A frequently asked question when we talk about recurrent bacterial cystitis and even more so when the urine test reveals different germs or, on the contrary, always the same bacteria, is: “How can I catch them?”. This question is further legitimized by the fact that, most of the time, bacteria identified with the urine test originate in the intestine, suggesting a “self-contamination”.
This article proposes to dissect the different modes of bladder infection which are three:
1. ascending cystitis
The commensal germs of the digestive tract permanently colonize the perineum in a physiological and more intense way (they are more numerous and varied) after the evacuation.
This perineal presence is normally regulated thanks to:
– a “safe distance” between the anus and the urinary meatus (several cm, a very large distance to be covered by bacteria with a size of a few micrometers)
– the presence of a balanced and competent vulvovaginal flora that intervenes and is responsible for “blocking” bacteria that may try to reach the urinary meatus
– an intimate toilet not too aggressive after defecating to eliminate potentially pathogenic germs (peri-anal washing with adapted intimate care + abundant rinsing)
Regarding this last point of prevention, it is important to understand that a simple cleaning or “rinsing” (because the use of water alone cannot be classified as “washing”) of the perineal area after defecating is insufficient. In fact, cleaning the feces with toilet paper does not eliminate bacteria that massively colonize the perineum at the time of defecation. This is the reason why it is necessary to use, on this occasion, an adequate intimate soap to wash the perineum and eliminate the excess of bacteria produced during the expulsion of feces.
This intimate toilet, after defecation, is not “culturally” part of the hygiene habits of most countries (for example, those without bidets); however, it is still a “good” habit that it would be advisable to teach all children (especially little girls) for optimal prevention of urogenital infections.

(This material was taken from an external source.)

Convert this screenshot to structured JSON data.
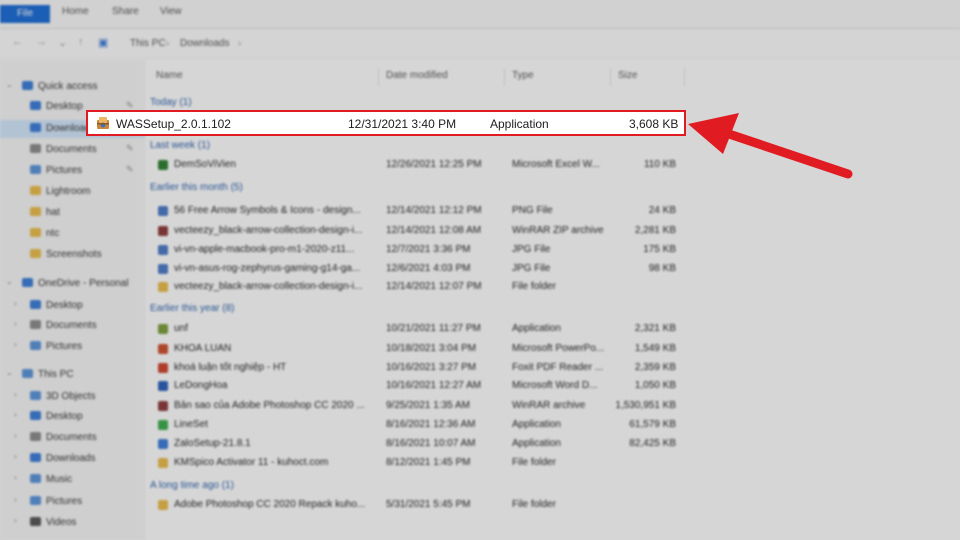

Similarly, vulva and external genitals “rinsing” is usually sufficient for a no menopausal woman without specific uro-gynecological disorders, but becomes insufficient in case of uro-genital problem (in this case, it is necessary a specific intimate toilet).
When the germs manage to pass these “defense lines”, they reach the urinary meatus and then arrive to the bladder -> this is what it is called ascending cystitis.
Therefore, it should be noted that this typology of cystitis only happens in the presence of certain predisposing and/or precipitating factors:
– modified anatomy of perineum (for example, after a complicated delivery, an episiotomy, etc.)
– vulvovaginal atrophy (menopause)
– vulvovaginal dryness (contraception, menstrual cycle, premenopause or menopause)
– vaginal dysbiosis
– recent and/or repetitive use of antibiotics
– inadequate intimate hygiene
– sexual intercourse
– very tight clothing
– synthetic underwear, thongs
– excessive friction, prolonged sitting position
2. migration cystitis
In some cases, the lining of the intestine (colon) has a porosity (permeability). In other words, the junctions between the cells that make up the intestinal lining widen, creating enough “cracks” (we’re talking about a few micrometers here) for bacteria that physiologically colonize the intestine to come out and contaminate the bladder – > in this case, we talk about migration cystitis.
It is important to specify that this intestinal permeability is often (more than half of the cases) caused by inflammation of the digestive system (particularly the colon). So it is advisable to look for its origin:
– food imbalance
– alimentary intolerance
– transtit disorders
– certain medications intake
– laxative abuse
– insufficient physical activity
– insufficient hydration
Identifying the “root” of the problem is the key to implement all the measures to solve it -> resolution of porosity = migration stopping = no cystitis
3. cystitis and biofilm
In this case, the infection is not due to the “entry” of germs into the bladder but to the “release” of bacterial colonies by a deposit that is already present in the bladder.
Several articles in this blog investigate about biofilm.
Of course, depending on the type of urinary tract contamination responsible for cystitis (when identifiable), which can be one or multiple and differ from one subject to another, the preventive care strategy varies to best adapt to the need to cope with a bacterial attack:
– ascending cystitis
– migration cystitis
– biofilm and cystitis